Who will guide today’s corporate leaders through the turbulent challenges presented by the digital economy? It’s a question posed by Scott Santucci, founder of the Sales Enablement Society and a director at The Alexander Group in a keynote speech at the recent Experience Sales Enablement 2017 conference in Dallas. He argues that sales enablement leaders now have a powerful opportunity to play this role. But getting there requires them to first step back and consider the larger forces now at work. As Santucci sees it, a meteor crashed into the economy in 2008. Back then, the top seven companies had a combined market cap of $1.84 trillion, with an average valuation of $262 billion. The companies that made up the list included Exxon, Wal-Mart, a number of Chinese financial concerns, and Microsoft. Today, the top seven companies are mostly technology companies, with a total valuation of $4 trillion and an average valuation of $568 billion. In the past nine years, dramatic changes ushered in a digital age. These include the following:

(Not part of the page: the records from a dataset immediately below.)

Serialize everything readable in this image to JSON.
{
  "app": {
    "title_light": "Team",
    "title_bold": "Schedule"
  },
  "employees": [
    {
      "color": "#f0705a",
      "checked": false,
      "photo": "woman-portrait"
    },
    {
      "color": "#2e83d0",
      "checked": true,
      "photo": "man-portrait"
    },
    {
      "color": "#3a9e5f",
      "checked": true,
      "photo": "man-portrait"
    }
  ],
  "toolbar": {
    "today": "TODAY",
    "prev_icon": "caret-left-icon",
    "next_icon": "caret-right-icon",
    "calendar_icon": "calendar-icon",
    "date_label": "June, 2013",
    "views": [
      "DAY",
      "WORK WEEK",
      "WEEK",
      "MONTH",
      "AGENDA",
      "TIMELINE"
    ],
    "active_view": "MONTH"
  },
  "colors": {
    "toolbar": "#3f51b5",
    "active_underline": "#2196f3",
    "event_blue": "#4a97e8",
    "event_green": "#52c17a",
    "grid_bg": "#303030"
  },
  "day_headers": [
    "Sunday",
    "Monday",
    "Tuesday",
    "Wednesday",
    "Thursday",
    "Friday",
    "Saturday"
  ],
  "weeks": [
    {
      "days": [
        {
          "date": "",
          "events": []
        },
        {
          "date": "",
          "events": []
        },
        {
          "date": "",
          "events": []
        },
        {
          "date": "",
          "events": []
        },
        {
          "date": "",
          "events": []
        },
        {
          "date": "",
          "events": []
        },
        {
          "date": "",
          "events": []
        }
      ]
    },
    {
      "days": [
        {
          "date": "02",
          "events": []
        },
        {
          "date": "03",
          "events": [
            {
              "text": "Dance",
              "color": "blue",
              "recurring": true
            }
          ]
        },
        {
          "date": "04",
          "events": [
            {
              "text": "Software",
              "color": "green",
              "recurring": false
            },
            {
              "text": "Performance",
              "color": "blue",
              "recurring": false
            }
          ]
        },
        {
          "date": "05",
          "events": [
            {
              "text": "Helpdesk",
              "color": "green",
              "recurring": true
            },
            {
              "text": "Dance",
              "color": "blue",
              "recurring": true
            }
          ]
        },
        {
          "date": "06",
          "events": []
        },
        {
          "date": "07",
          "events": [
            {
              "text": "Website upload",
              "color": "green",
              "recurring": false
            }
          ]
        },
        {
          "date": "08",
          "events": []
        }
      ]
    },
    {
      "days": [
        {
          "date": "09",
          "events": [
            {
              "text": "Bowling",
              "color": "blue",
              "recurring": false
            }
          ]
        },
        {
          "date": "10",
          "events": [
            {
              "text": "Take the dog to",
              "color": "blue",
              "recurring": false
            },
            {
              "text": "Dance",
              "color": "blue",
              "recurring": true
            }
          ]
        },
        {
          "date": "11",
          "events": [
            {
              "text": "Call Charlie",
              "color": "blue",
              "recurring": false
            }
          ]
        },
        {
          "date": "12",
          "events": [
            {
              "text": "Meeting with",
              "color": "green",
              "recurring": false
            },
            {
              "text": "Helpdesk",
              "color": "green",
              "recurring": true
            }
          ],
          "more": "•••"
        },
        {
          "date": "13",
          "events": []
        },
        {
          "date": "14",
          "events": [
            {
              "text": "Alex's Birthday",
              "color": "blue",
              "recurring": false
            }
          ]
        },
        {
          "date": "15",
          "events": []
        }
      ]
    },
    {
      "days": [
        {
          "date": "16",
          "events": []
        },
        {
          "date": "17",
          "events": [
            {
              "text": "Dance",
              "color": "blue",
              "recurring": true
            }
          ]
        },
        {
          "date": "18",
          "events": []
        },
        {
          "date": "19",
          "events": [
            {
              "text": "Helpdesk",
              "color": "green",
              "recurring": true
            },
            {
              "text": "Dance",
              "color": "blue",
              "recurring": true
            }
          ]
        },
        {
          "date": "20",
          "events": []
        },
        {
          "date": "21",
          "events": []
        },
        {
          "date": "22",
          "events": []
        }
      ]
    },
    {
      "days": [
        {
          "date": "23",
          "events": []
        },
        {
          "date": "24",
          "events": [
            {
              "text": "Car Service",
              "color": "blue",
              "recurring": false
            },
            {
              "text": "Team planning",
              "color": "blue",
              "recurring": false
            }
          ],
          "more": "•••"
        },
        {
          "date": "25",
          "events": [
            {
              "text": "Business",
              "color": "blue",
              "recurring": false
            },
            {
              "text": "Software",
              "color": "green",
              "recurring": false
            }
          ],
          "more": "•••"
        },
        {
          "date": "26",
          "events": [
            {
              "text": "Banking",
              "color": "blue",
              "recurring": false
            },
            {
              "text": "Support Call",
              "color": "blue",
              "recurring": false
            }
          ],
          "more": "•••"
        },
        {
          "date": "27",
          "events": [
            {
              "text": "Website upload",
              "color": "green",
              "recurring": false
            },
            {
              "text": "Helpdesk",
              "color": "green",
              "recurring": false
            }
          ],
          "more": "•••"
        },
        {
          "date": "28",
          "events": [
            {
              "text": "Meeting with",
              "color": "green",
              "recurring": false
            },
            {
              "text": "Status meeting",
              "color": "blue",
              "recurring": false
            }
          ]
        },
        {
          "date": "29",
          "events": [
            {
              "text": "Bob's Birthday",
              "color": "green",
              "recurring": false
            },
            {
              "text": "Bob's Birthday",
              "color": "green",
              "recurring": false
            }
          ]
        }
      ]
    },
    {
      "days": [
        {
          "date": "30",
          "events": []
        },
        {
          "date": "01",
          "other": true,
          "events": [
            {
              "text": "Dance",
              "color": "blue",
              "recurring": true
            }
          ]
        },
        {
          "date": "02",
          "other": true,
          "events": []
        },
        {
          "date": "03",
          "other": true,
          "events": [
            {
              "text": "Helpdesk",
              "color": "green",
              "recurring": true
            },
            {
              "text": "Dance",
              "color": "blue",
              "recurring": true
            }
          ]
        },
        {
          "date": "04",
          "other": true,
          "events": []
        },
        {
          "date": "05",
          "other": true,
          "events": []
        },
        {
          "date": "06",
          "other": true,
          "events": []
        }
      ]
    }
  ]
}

- Consumers sought experiences as much as—or even more than—they sought products, forcing companies to rethink what they sell. One office furniture company, for example, is selling “space optimization strategies” instead of desks and chairs.
- The Chief Procurement Officer role became prominent. While centralized procurement saves enterprises billions of dollars, it poses new obstacles for salespeople.
- Omnichannel transactions have made buyer dynamics more confusing and complex.
Digital is disrupting the value exchange processAs businesses change, and as the customer’s world keeps changing, inefficiencies are created at the point of sale. “When the human beings on the buyer side are confused, and the salespeople on our side are confused, what happens?” asks Santucci.“We get a boatload of inefficiency at the point of sale.” According to Santucci, companies have three choices:
- They can innovate, just as Uber came out of nowhere and made taxicabs obsolete.
- They can transform to meet customer needs, like the way AMC Theatres is retooling its locations into bars and restaurants.
- Or they can be disrupted. Clueless companies will feel the negative effects of this by losing market share and ultimately going out of business, but more thoughtful companies that choose to abandon old business models can free up resources for innovation and transformation in other areas.